Naked Herero men
Hanged from a tree
Walking skeletons
In the desert sand

Women cleaning skulls
Erasing faces with shards of glass
Skulls in little boxes shipped
To a foreign land

Poisoned wells in the desert
Men in chains
Holy fires extinguished
Cattle seized for settler’s land

Images of evil
Printed in my brain
And somewhere my complicity
Blood upon my hands

My daughter Jo Ractliffe had just returned from her third visit to Angola to photograph that landscape devastated by a lengthy war. I told her a little about the feeling of ‘absence’ in so much of the land, and she advised me to read up on the Herero Genocide.
Our lament is for the Herero nation; for the almost total extermination of their people in the massacre at Waterberg, August 1904, by the German army under the instruction of General Lothar von Trotha, and for those remaining men, women and children, for their suffering and subsequent death from exhaustion in the work camps: and for all the atrocities that were visited upon them during that time.
This is for the descendants of those few ancestors who managed to survive, some, unbelievable as it sounds, by crossing on foot, the arid desert of Omaheke (the Kalahari Desert) and into what was then the British Territory of Bechuanaland.

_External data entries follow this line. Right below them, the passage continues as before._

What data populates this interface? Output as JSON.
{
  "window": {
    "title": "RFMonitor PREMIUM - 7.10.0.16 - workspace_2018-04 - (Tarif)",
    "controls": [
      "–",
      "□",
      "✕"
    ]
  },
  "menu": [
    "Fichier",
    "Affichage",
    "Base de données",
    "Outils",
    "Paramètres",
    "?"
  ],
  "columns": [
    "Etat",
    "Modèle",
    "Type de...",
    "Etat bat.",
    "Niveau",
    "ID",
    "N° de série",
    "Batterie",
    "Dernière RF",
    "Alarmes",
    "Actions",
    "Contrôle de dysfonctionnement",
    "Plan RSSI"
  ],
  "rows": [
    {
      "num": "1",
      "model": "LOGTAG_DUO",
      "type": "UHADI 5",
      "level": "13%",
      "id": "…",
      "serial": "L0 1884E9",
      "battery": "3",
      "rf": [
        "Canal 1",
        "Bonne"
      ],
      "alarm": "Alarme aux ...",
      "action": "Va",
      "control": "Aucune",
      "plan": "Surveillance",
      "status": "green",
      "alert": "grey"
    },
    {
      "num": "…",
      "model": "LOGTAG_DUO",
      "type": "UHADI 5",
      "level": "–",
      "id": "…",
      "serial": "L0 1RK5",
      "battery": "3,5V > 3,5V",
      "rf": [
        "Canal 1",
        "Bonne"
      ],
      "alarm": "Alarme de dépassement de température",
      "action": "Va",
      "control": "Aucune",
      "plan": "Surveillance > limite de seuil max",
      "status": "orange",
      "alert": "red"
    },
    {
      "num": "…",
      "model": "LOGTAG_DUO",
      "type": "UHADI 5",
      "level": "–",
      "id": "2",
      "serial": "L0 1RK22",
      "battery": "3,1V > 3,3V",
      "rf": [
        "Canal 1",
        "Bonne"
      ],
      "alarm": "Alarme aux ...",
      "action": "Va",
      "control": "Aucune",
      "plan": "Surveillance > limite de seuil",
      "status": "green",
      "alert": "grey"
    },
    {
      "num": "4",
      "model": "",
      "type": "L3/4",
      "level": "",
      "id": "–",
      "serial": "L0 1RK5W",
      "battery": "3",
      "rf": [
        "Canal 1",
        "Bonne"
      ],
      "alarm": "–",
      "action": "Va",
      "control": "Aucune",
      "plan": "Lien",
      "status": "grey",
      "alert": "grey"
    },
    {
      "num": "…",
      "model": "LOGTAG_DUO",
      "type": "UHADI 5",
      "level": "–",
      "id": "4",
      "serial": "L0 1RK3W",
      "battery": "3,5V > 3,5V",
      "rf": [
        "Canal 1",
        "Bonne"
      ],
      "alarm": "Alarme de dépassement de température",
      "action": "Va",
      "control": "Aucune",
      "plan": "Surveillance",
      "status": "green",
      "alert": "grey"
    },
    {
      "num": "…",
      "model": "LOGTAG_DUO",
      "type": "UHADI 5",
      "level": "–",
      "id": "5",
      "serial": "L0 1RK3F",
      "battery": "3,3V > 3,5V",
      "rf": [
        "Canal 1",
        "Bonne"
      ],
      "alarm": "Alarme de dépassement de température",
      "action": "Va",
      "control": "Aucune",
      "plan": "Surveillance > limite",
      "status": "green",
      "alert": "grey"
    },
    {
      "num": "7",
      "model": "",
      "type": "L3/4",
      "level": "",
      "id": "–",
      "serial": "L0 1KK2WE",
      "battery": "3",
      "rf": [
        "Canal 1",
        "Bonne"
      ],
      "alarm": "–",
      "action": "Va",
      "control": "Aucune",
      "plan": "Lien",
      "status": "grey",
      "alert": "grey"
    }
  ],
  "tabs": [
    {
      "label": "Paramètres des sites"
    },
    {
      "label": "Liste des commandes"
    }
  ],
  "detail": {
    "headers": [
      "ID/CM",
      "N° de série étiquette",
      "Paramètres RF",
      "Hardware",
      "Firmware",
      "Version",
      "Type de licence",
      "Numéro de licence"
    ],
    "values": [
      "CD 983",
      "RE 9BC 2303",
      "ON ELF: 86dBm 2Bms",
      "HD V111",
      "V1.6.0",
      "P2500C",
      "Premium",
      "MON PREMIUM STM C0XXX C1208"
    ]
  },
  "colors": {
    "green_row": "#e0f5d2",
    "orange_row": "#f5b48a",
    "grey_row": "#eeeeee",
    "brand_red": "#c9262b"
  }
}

It is reported that the Missionaries couldn’t believe their eyes when they saw these ‘skeletons’ walking out of the desert.
With an extraordinary synchronicity, we finished mixing the song the day before the first twenty of three hundred Herero skulls taken to Germany, were returned; a day when all over the land the Holy Fires were lit for the ‘returning Ancestors’.
- Barbara Fairhead